AUTHORS: Edwin J Asturias, Ananda S Bandyopadhyay, Steve Self, Luis Rivera, Xavier Saez-Llorens, Eduardo Lopez, Mario Melgar, James T Gaensbauer, William C Weldon, M Steven Oberste, Bhavesh R Borate, Chris Gast, Ralf Clemens, Walter Orenstein, Miguel O'Ryan G, José Jimeno, Sue Ann Costa Clemens, Joel Ward, Ricardo Rüttimann

Difficulties in the eradication of polio could be represented by the spread of wild polio virus internationally from the remaining endemic countries, or, on rare occasions, the reversion of live attenuated Sabin viruses from oral poliovirus vaccine (OPV) to neurovirulence. To eliminate type 2 vaccine-related disease, the Global Polio Eradication Initiative has recommended the global replacement of the trivalent oral poliovirus vaccine (tOPV) with bivalent types 1 and 3 oral poliovirus vaccine (bOPV) from April 2016, in addition to the inclusion of at least one dose of inactivated poliovirus vaccine (IPV) in primary immunisation series for all children worldwide. The authors reported the results of an observer-blinded, randomised, controlled, multicentre study. In this study, 940 Latin American infants were randomly assigned 1:1:1:1 to receive four different permutations of schedules: groups 1 and 2 received bOPV at 6, 10, and 14 weeks; group 3 received tOPV at 6, 10, and 14 weeks; group 4 received bOPV at 6, 10, and 14 weeks plus one dose of IPV at 14 weeks; and group 5 received bOPV at 6, 10, and 14 weeks plus two doses of IPV at 14 and 36 weeks. The authors highlighted as several important findings from this study are directly relevant to the polio endgame strategy. First, bOPV was at least as effective as tOPV in eliciting antibodies against types 1 and 3 in the EPI schedule, with both vaccines eliciting seroconversion rates above 95% after two doses; these findings support the switch from tOPV to bOPV in routine immunisation schedules. Second, one IPV dose in a bOPV primary series elicited type 2 seroconversion in 80.4% of infants, while more than half of those who had not seroconverted after IPV did so 1 week after oral type 2 exposure.
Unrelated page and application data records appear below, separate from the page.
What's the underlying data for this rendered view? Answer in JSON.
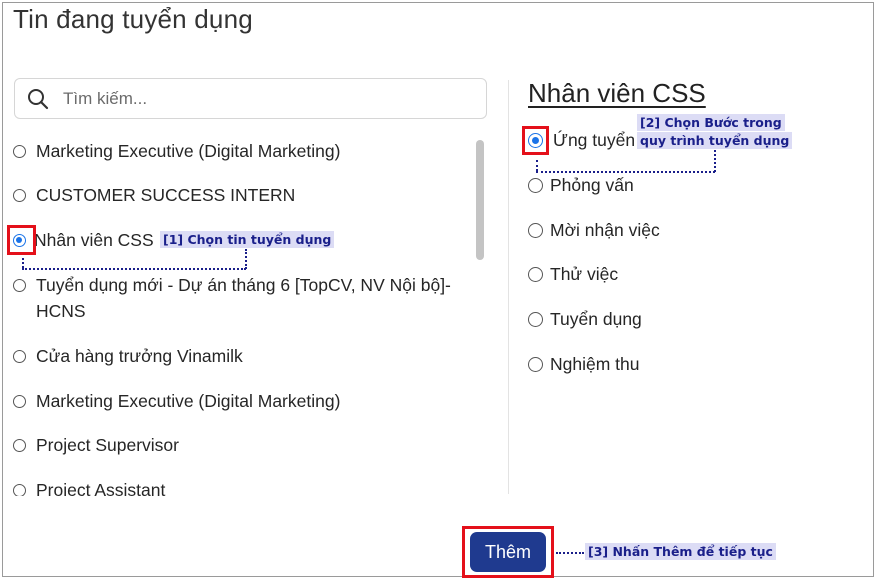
{
  "dialog": {
    "title": "Tin đang tuyển dụng"
  },
  "search": {
    "placeholder": "Tìm kiếm..."
  },
  "jobs": [
    {
      "label": "Marketing Executive (Digital Marketing)",
      "selected": false
    },
    {
      "label": "CUSTOMER SUCCESS INTERN",
      "selected": false
    },
    {
      "label": "Nhân viên CSS",
      "selected": true
    },
    {
      "label": "Tuyển dụng mới - Dự án tháng 6 [TopCV, NV Nội bộ]-",
      "label_line2": "HCNS",
      "selected": false
    },
    {
      "label": "Cửa hàng trưởng Vinamilk",
      "selected": false
    },
    {
      "label": "Marketing Executive (Digital Marketing)",
      "selected": false
    },
    {
      "label": "Project Supervisor",
      "selected": false
    },
    {
      "label": "Project Assistant",
      "selected": false
    }
  ],
  "panel": {
    "title": "Nhân viên CSS",
    "steps": [
      {
        "label": "Ứng tuyển",
        "selected": true
      },
      {
        "label": "Phỏng vấn",
        "selected": false
      },
      {
        "label": "Mời nhận việc",
        "selected": false
      },
      {
        "label": "Thử việc",
        "selected": false
      },
      {
        "label": "Tuyển dụng",
        "selected": false
      },
      {
        "label": "Nghiệm thu",
        "selected": false
      }
    ]
  },
  "annotations": {
    "step1": "[1] Chọn tin tuyển dụng",
    "step2_line1": "[2]  Chọn  Bước  trong",
    "step2_line2": "quy trình tuyển dụng",
    "step3": "[3] Nhấn Thêm để tiếp tục"
  },
  "actions": {
    "add_label": "Thêm"
  },
  "colors": {
    "accent": "#1a73e8",
    "button": "#1f3a8f",
    "highlight": "#e4101a",
    "callout_bg": "#dcdcf5",
    "callout_text": "#1a1f8a"
  }
}
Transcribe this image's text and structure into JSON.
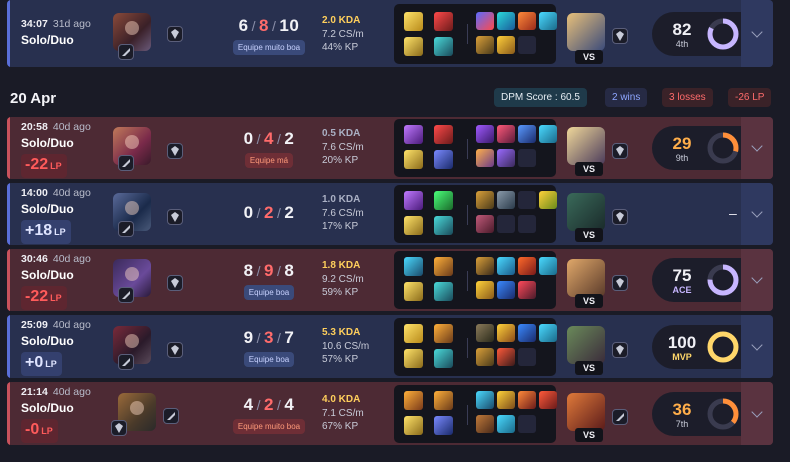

The authors concluded that the prospective evaluation of humoral and intestinal immunity showed antibody responses after bOPV with one or two doses of IPV were non-inferior to those with tOPV or bOPV-only schedules for serotypes 1 and 3, and were superior to bOPV-only schedules for serotype 2. More than 90% of bOPV vaccines seroconverted or were primed to type 2 by one dose of IPV. IPV also induced small but statistically significant increases in intestinal immunity to type 2, compared with bOPV alone, suggesting some enhancement of intestinal protection. As the world prepares to move to routine bOPV–IPV immunisation schedules during 2016–2019, with monovalent type 2 vaccine (mOPV2) intended for outbreak response, the authors hope that this study serves as a surrogate of future vaccination strategies and provides important evidence for the formulation of national, regional, and global policies in this final, historic phase of polio eradication.

To learn more, go to the full article.